G rowing up in England, the land of rain, fish and chips and tea, I never really had a huge sense of adventure. I had a pretty rough start with my dad committing suicide when I was 11 years old. That had a huge effect on my family, myself and the world that I had become synchronised with. We went from having a lot, to overnight having nothing! My mum had to figure out how to raise three young men whilst living hand to mouth and barely making ends meet.

Starting life like this had a huge impact on how I viewed the world, or as I like to think about it – the map I designed to navigate the world. I was so focused on “becoming someone”, of making my mum proud, of earning enough money so that I could ensure that we would never be in the same situation again as a family that I lost sight of myself. For a long time, I was locked into the popular emulsion, the matrix – if you like. I spent most of my twenties working my ass off, forging a career,  almost getting married and in all honesty being quite single-minded, ego driven and materialistic.

After the breakdown of a near 10 year relationship in 2016, I moved to Melbourne, Australia. At first, I struggled to navigate my new life.

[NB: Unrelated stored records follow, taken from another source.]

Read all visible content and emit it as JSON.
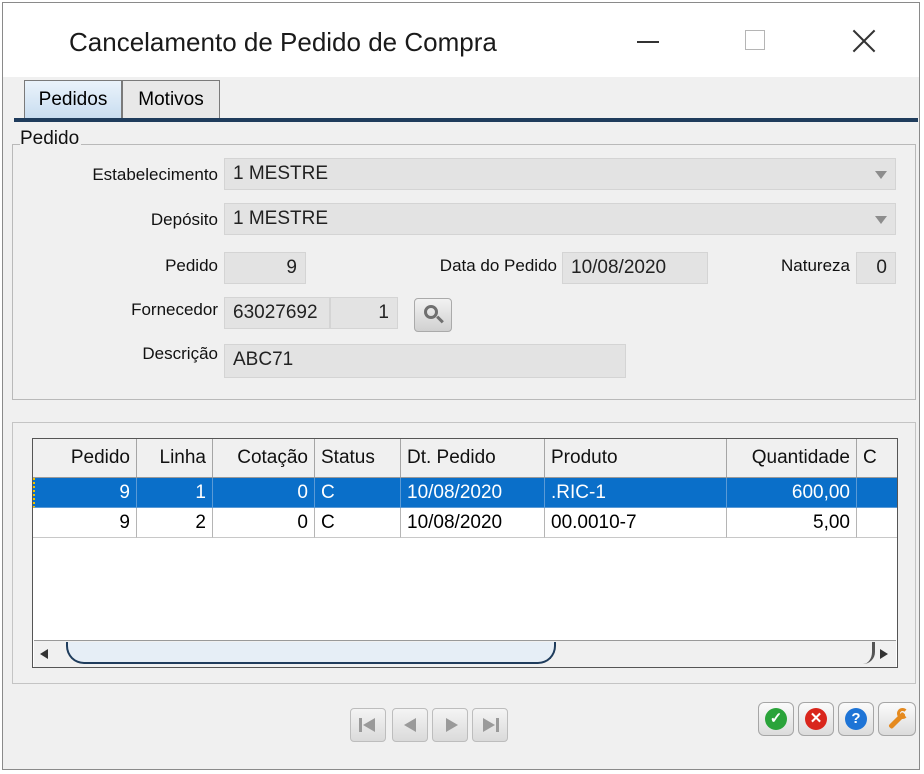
{
  "window": {
    "title": "Cancelamento de Pedido de Compra"
  },
  "tabs": [
    {
      "label": "Pedidos",
      "active": true
    },
    {
      "label": "Motivos",
      "active": false
    }
  ],
  "group": {
    "title": "Pedido",
    "estabelecimento": {
      "label": "Estabelecimento",
      "value": "1 MESTRE"
    },
    "deposito": {
      "label": "Depósito",
      "value": "1 MESTRE"
    },
    "pedido": {
      "label": "Pedido",
      "value": "9"
    },
    "data_pedido": {
      "label": "Data do Pedido",
      "value": "10/08/2020"
    },
    "natureza": {
      "label": "Natureza",
      "value": "0"
    },
    "fornecedor": {
      "label": "Fornecedor",
      "code": "63027692",
      "branch": "1"
    },
    "descricao": {
      "label": "Descrição",
      "value": "ABC71"
    }
  },
  "grid": {
    "columns": [
      "Pedido",
      "Linha",
      "Cotação",
      "Status",
      "Dt. Pedido",
      "Produto",
      "Quantidade",
      "C"
    ],
    "rows": [
      {
        "pedido": "9",
        "linha": "1",
        "cotacao": "0",
        "status": "C",
        "dt_pedido": "10/08/2020",
        "produto": ".RIC-1",
        "quantidade": "600,00",
        "selected": true
      },
      {
        "pedido": "9",
        "linha": "2",
        "cotacao": "0",
        "status": "C",
        "dt_pedido": "10/08/2020",
        "produto": "00.0010-7",
        "quantidade": "5,00",
        "selected": false
      }
    ]
  },
  "icons": {
    "nav": [
      "first-icon",
      "prev-icon",
      "next-icon",
      "last-icon"
    ],
    "actions": [
      "confirm-icon",
      "cancel-icon",
      "help-icon",
      "wrench-icon"
    ]
  },
  "colors": {
    "selection": "#0a6fc9",
    "confirm": "#2aa33a",
    "cancel": "#d9261c",
    "help": "#1e74d6",
    "wrench": "#e58a1f"
  }
}
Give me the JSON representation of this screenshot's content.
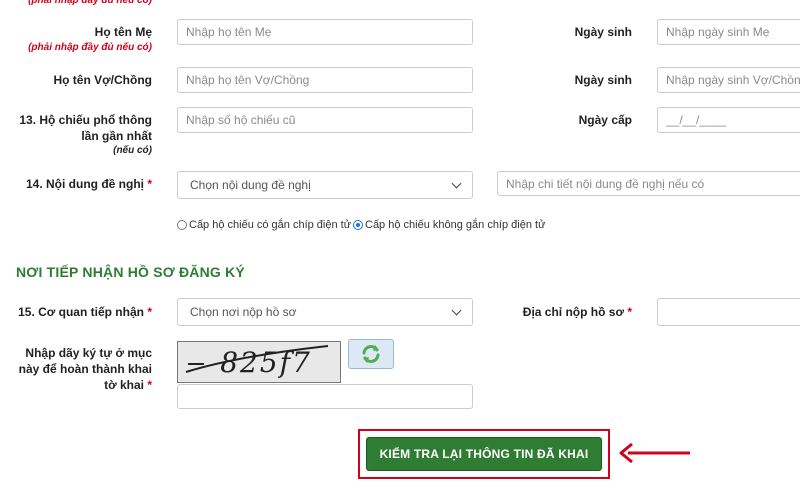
{
  "top_note": "(phải nhập đầy đủ nếu có)",
  "mother": {
    "label": "Họ tên Mẹ",
    "note": "(phải nhập đầy đủ nếu có)",
    "name_placeholder": "Nhập họ tên Mẹ",
    "dob_label": "Ngày sinh",
    "dob_placeholder": "Nhập ngày sinh Mẹ"
  },
  "spouse": {
    "label": "Họ tên Vợ/Chồng",
    "name_placeholder": "Nhập họ tên Vợ/Chồng",
    "dob_label": "Ngày sinh",
    "dob_placeholder": "Nhập ngày sinh Vợ/Chồng"
  },
  "passport": {
    "label_line1": "13. Hộ chiếu phổ thông",
    "label_line2": "lần gần nhất",
    "note": "(nếu có)",
    "number_placeholder": "Nhập số hộ chiếu cũ",
    "issue_label": "Ngày cấp",
    "issue_placeholder": "__/__/____"
  },
  "request": {
    "label": "14. Nội dung đề nghị",
    "required_mark": "*",
    "select_value": "Chọn nội dung đề nghị",
    "detail_placeholder": "Nhập chi tiết nội dung đề nghị nếu có",
    "radio_chip": "Cấp hộ chiếu có gắn chíp điện tử",
    "radio_no_chip": "Cấp hộ chiếu không gắn chíp điện tử"
  },
  "section_title": "NƠI TIẾP NHẬN HỒ SƠ ĐĂNG KÝ",
  "agency": {
    "label": "15. Cơ quan tiếp nhận",
    "required_mark": "*",
    "select_value": "Chọn nơi nộp hồ sơ",
    "address_label": "Địa chỉ nộp hồ sơ",
    "address_required_mark": "*"
  },
  "captcha": {
    "label_line1": "Nhập dãy ký tự ở mục",
    "label_line2": "này để hoàn thành khai",
    "label_line3": "tờ khai",
    "required_mark": "*",
    "image_text": "825f7"
  },
  "submit_label": "KIỂM TRA LẠI THÔNG TIN ĐÃ KHAI",
  "colors": {
    "accent_green": "#2e7d32",
    "required_red": "#d0021b",
    "annotation_red": "#d0021b"
  }
}
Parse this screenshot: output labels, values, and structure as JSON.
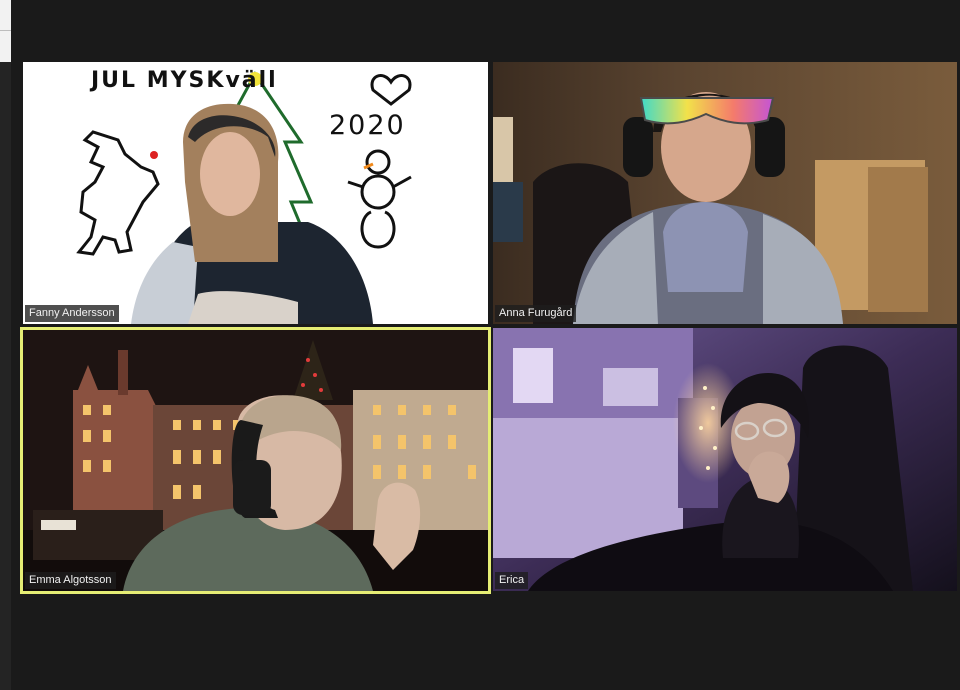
{
  "gallery": {
    "participants": [
      {
        "name": "Fanny Andersson",
        "active_speaker": false
      },
      {
        "name": "Anna Furugård",
        "active_speaker": false
      },
      {
        "name": "Emma Algotsson",
        "active_speaker": true
      },
      {
        "name": "Erica",
        "active_speaker": false
      }
    ],
    "doodle": {
      "title": "JUL MYSKväll",
      "year": "2020"
    }
  },
  "colors": {
    "background": "#1a1a1a",
    "active_speaker_border": "#e5ed74",
    "name_label_bg": "#1e1e1e"
  }
}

I developed an unhealthy relationship with alcohol and used it to self medicate and numb the pain. However, around the same time, I started to meet some incredible people who, through direct and indirect ways had a profound effect on my life.

I started to work with my mind and consciousness. Instead of fighting addictions, I learnt to accept, understand and thank them for their service, but ultimately - let them go!

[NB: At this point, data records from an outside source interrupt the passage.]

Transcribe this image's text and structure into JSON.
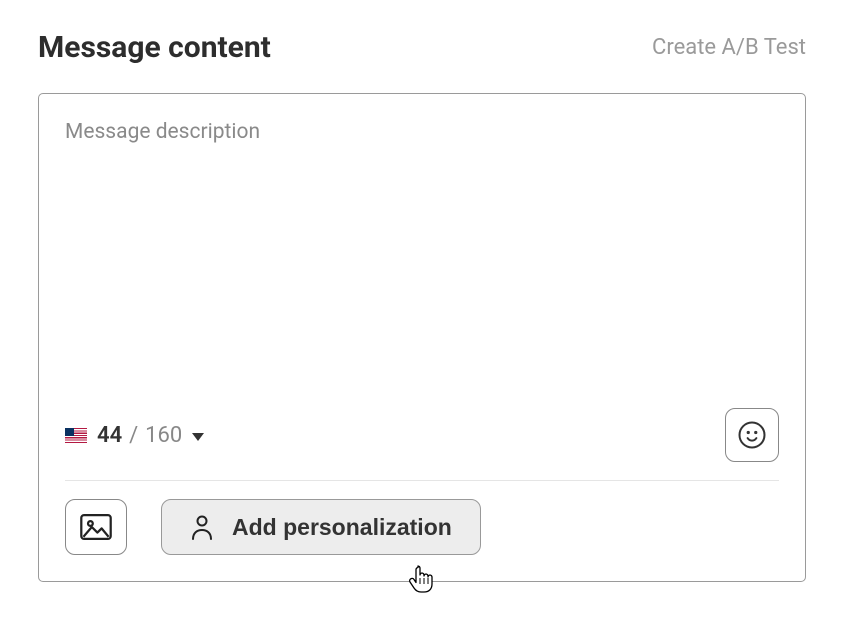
{
  "header": {
    "title": "Message content",
    "ab_test_label": "Create A/B Test"
  },
  "editor": {
    "placeholder": "Message description",
    "value": ""
  },
  "counter": {
    "current": "44",
    "separator": "/",
    "max": "160",
    "locale_flag": "us"
  },
  "toolbar": {
    "emoji_icon": "smile-icon",
    "image_icon": "image-icon",
    "personalization_icon": "person-icon",
    "personalization_label": "Add personalization"
  }
}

I started to meditate, I started cycing and for a hot minute listend to Alan Watts 24/7. I took a huge interest in Buddhism, not as a “religion”, but as a toolkit… A toolkit that allowed me to sit with myself in a way that I’d never been able to before. 

I started to listen more, travel more and in relationship with various plant based medicines, I healed myself from my addictions.

A ustralia taught me so much, including how much I loved bikes. Every morning I’d run along the beach at 6am before work, and every morning I’d watch peletons of cyclists shoot past me. I’d never really done much cycling before, but the mix of scenery, speed and community attracted me. I bought my first bike and started riding every day. Within 10 months, I had trained and completed my first 250km in a day race.

What that race taught me was that it wasn’t so much the speed or the competition that excited me about cycling. It wasn’t about beating other people, or even beating myself to the finish line… I was simply in love with the freedom that the bike gave me. Sitting on the bike for hours in a meditative state not thinking or worrying – just cycling. I enjoyed the pain of climbing hills, the rush of the descents and before long, 15 hours in the saddle every weekend, became my new normal…

Then I met "Growler" and in a very simple way - he changed my life!

I think most touring cyclists have a person like Growler in their story. The catalyst. The inspiration. The one who galvanizes that sense inside to ask…

Why haven’t I thought about traveling by bicycle before!?”

W e spoke long into the night about his tour from Jersey Island (in the British Isles) to Australia in the 1990’s. My head swelled with a million questions. My heart warmed as he recounted cycling the Pamir highway, crossing the Karakorum pass at -15 degrees and sailing from Sri Lanka to India on an old Tamil sailboat. His face illuminated the room as he relived being screamed at and stoned by locals in Egypt on the way to the Sudanese border. The break out of The Gulf Crisis whilst on tour and being refused entry to Cairo just days after 21 Palestinians were killed at The Temple Mount.

So, that was it… I was going to cycle around the world and within the space of 6 months I had quit my job, roughly planned a route and started touring in Australia. I started small with 2-4 day mini-tours, then gradually worked my way up to a 10 day self supported ride from Melbourne to Adelaide. Then in April 19′ I flew to Penang, Malaysia and I’ve been cycling ever since.

If you want to go even deeper,
check out the interview I did with Bike Tour Adventures